After the Great Financial Crisis, global trade slowed, and with the rise of nationalism, many feared that globalization was unwinding. Global trade accelerated in 2017 as world growth increased. Indeed, for the first time since the Great Financial Crisis, trade appears to have grown faster than world growth. There is a synchronized global upswing that appears set to continue well into next year. Even the laggards in Europe, such as Italy and France, let alone Greece, are enjoying improving growth and falling unemployment.

This is not to ignore potential flashpoints, like North Korea, Venezuela, Afghanistan, and the Middle East. Resiliency is not without limit. The US has an investigation into steel and aluminum on national security grounds. Some of the US demands in the NAFTA negotiations seem almost designed to extend beyond what Canada or Mexico can agree to. The migration into Europe has shifted from eastern routes to more dangerous courses through the Mediterranean, and immigration remains a divisive issue in Europe and the US.

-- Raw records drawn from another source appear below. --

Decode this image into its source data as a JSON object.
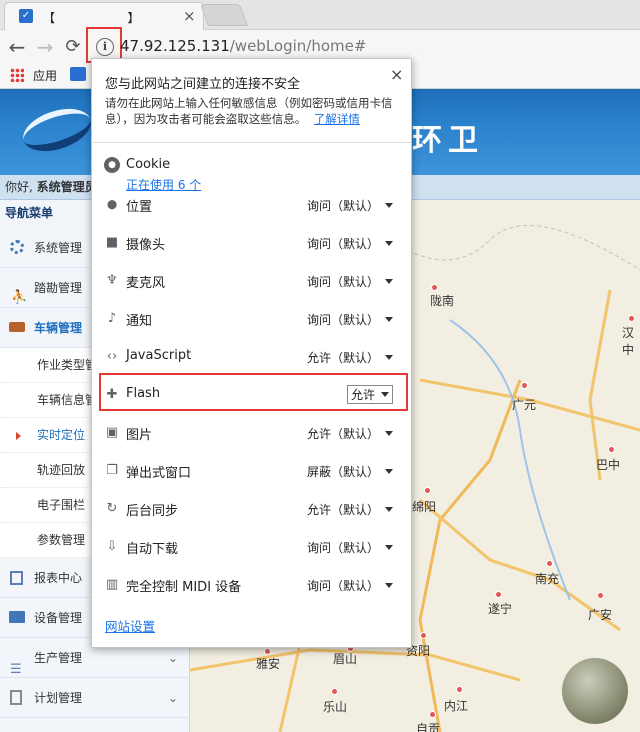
{
  "tab": {
    "title": "【                   】",
    "close": "×"
  },
  "address": {
    "url_host": "47.92.125.131",
    "url_path": "/webLogin/home#"
  },
  "bookmarks": {
    "apps_label": "应用"
  },
  "page": {
    "banner_title": "环卫",
    "greeting_prefix": "你好,",
    "greeting_user": "系统管理员",
    "nav_title": "导航菜单",
    "sidebar": {
      "items": [
        {
          "label": "系统管理"
        },
        {
          "label": "踏勘管理"
        },
        {
          "label": "车辆管理"
        }
      ],
      "subitems": [
        {
          "label": "作业类型管"
        },
        {
          "label": "车辆信息管"
        },
        {
          "label": "实时定位"
        },
        {
          "label": "轨迹回放"
        },
        {
          "label": "电子围栏"
        },
        {
          "label": "参数管理"
        }
      ],
      "items_bottom": [
        {
          "label": "报表中心"
        },
        {
          "label": "设备管理"
        },
        {
          "label": "生产管理"
        },
        {
          "label": "计划管理"
        }
      ]
    },
    "map_cities": [
      "陇南",
      "汉中",
      "广元",
      "巴中",
      "绵阳",
      "南充",
      "遂宁",
      "广安",
      "雅安",
      "眉山",
      "资阳",
      "乐山",
      "内江",
      "自贡"
    ]
  },
  "popup": {
    "title": "您与此网站之间建立的连接不安全",
    "desc": "请勿在此网站上输入任何敏感信息（例如密码或信用卡信息），因为攻击者可能会盗取这些信息。",
    "learn_more": "了解详情",
    "close": "×",
    "cookie_label": "Cookie",
    "cookie_usage": "正在使用 6 个",
    "permissions": [
      {
        "icon": "location-icon",
        "label": "位置",
        "value": "询问（默认）"
      },
      {
        "icon": "camera-icon",
        "label": "摄像头",
        "value": "询问（默认）"
      },
      {
        "icon": "microphone-icon",
        "label": "麦克风",
        "value": "询问（默认）"
      },
      {
        "icon": "bell-icon",
        "label": "通知",
        "value": "询问（默认）"
      },
      {
        "icon": "code-icon",
        "label": "JavaScript",
        "value": "允许（默认）"
      },
      {
        "icon": "puzzle-icon",
        "label": "Flash",
        "value": "允许"
      },
      {
        "icon": "image-icon",
        "label": "图片",
        "value": "允许（默认）"
      },
      {
        "icon": "popup-icon",
        "label": "弹出式窗口",
        "value": "屏蔽（默认）"
      },
      {
        "icon": "sync-icon",
        "label": "后台同步",
        "value": "允许（默认）"
      },
      {
        "icon": "download-icon",
        "label": "自动下载",
        "value": "询问（默认）"
      },
      {
        "icon": "midi-icon",
        "label": "完全控制 MIDI 设备",
        "value": "询问（默认）"
      }
    ],
    "site_settings": "网站设置"
  },
  "colors": {
    "accent_red": "#e53935",
    "link_blue": "#1a73e8",
    "sidebar_active": "#1f6fbf"
  }
}
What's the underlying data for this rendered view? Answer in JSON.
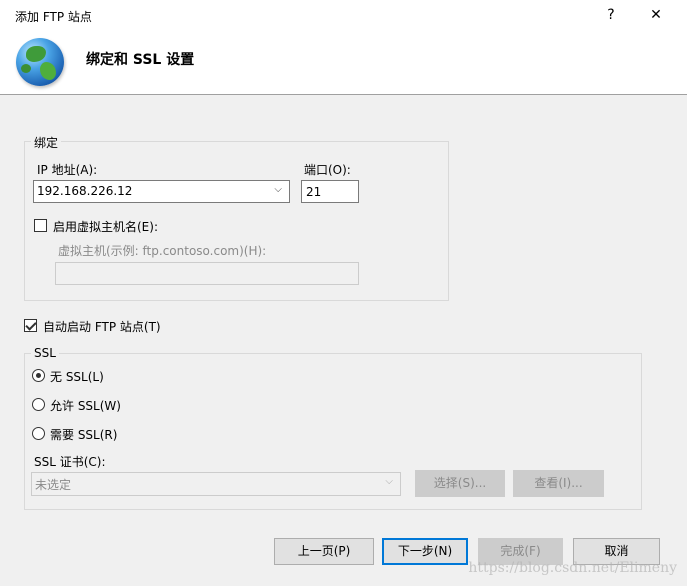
{
  "window": {
    "title": "添加 FTP 站点",
    "help_glyph": "?",
    "close_glyph": "✕"
  },
  "header": {
    "icon": "globe-icon",
    "title": "绑定和 SSL 设置"
  },
  "binding": {
    "group_label": "绑定",
    "ip_label": "IP 地址(A):",
    "ip_value": "192.168.226.12",
    "port_label": "端口(O):",
    "port_value": "21",
    "virtual_host_checkbox_label": "启用虚拟主机名(E):",
    "virtual_host_checked": false,
    "virtual_host_label": "虚拟主机(示例: ftp.contoso.com)(H):",
    "virtual_host_value": ""
  },
  "autostart": {
    "label": "自动启动 FTP 站点(T)",
    "checked": true
  },
  "ssl": {
    "group_label": "SSL",
    "options": [
      {
        "label": "无 SSL(L)",
        "selected": true
      },
      {
        "label": "允许 SSL(W)",
        "selected": false
      },
      {
        "label": "需要 SSL(R)",
        "selected": false
      }
    ],
    "cert_label": "SSL 证书(C):",
    "cert_value": "未选定",
    "select_button": "选择(S)...",
    "view_button": "查看(I)..."
  },
  "footer": {
    "prev_button": "上一页(P)",
    "next_button": "下一步(N)",
    "finish_button": "完成(F)",
    "cancel_button": "取消"
  },
  "watermark": "https://blog.csdn.net/Elimeny",
  "colors": {
    "accent": "#0078d7",
    "dialog_bg": "#f0f0f0",
    "header_bg": "#ffffff",
    "disabled_text": "#8a8a8a"
  }
}
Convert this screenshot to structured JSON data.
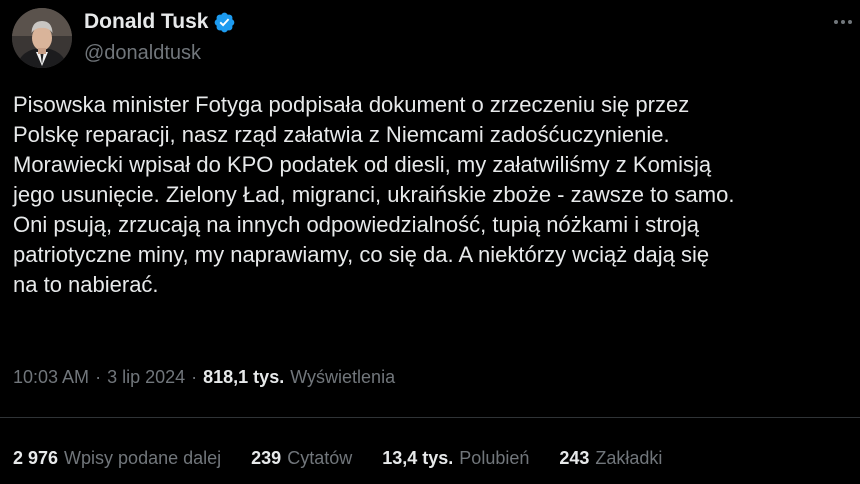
{
  "author": {
    "name": "Donald Tusk",
    "handle": "@donaldtusk",
    "verified_icon": "verified-badge-icon",
    "verified_color": "#1d9bf0"
  },
  "tweet": {
    "text": "Pisowska minister Fotyga podpisała dokument o zrzeczeniu się przez\nPolskę reparacji, nasz rząd załatwia z  Niemcami zadośćuczynienie.\nMorawiecki wpisał do KPO podatek od diesli, my załatwiliśmy z Komisją\njego usunięcie. Zielony Ład, migranci, ukraińskie zboże - zawsze to samo.\nOni psują, zrzucają na innych odpowiedzialność, tupią nóżkami i stroją\npatriotyczne miny, my naprawiamy, co się da. A niektórzy wciąż dają się\nna to nabierać."
  },
  "meta": {
    "time": "10:03 AM",
    "separator": "·",
    "date": "3 lip 2024",
    "views_count": "818,1 tys.",
    "views_label": "Wyświetlenia"
  },
  "stats": {
    "reposts": {
      "count": "2 976",
      "label": "Wpisy podane dalej"
    },
    "quotes": {
      "count": "239",
      "label": "Cytatów"
    },
    "likes": {
      "count": "13,4 tys.",
      "label": "Polubień"
    },
    "bookmarks": {
      "count": "243",
      "label": "Zakładki"
    }
  },
  "colors": {
    "background": "#000000",
    "text_primary": "#e7e9ea",
    "text_secondary": "#71767b",
    "divider": "#2f3336"
  }
}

Italy’s election, likely in early March, may rekindle political anxiety in Europe. The US primaries in the first part of next year will set the stage for mid-term elections in the middle of Q4. Trump is not the only leader whose domestic support is weak. May lost a parliamentary majority, and the bookmakers have her odds of surviving as UK prime minister at 50/50. Spain and Ireland have minority governments. Macron lost favor shortly after his election in May, though he has begun recovering as France is fully participating in the European economic expansion. Merkel’s CDU/CSU drew the least amount of public support in modern times, and she is struggling to cobble together a new coalition, three months after the election. Yet there is little evidence that the political uncertainties are having a negative impact on growth.

Continuity: The Powell Fed
Monetary policy among the major industrialized countries will continue to diverge in the year ahead, which is to say that short-term interest rates will likely continue to widen in the US favor. The Federal Reserve is both raising interest rates and allowing its balance sheet to shrink. It continues to anticipate that three rate hikes will likely be appropriate in 2018, as they were in 2017, followed by an additional two in 2019 and one in 2020. In H1 2018, the Fed’s balance sheet will shrink by $150 bln, and in H2 the pace picks up to $270 bln....MUCH MORE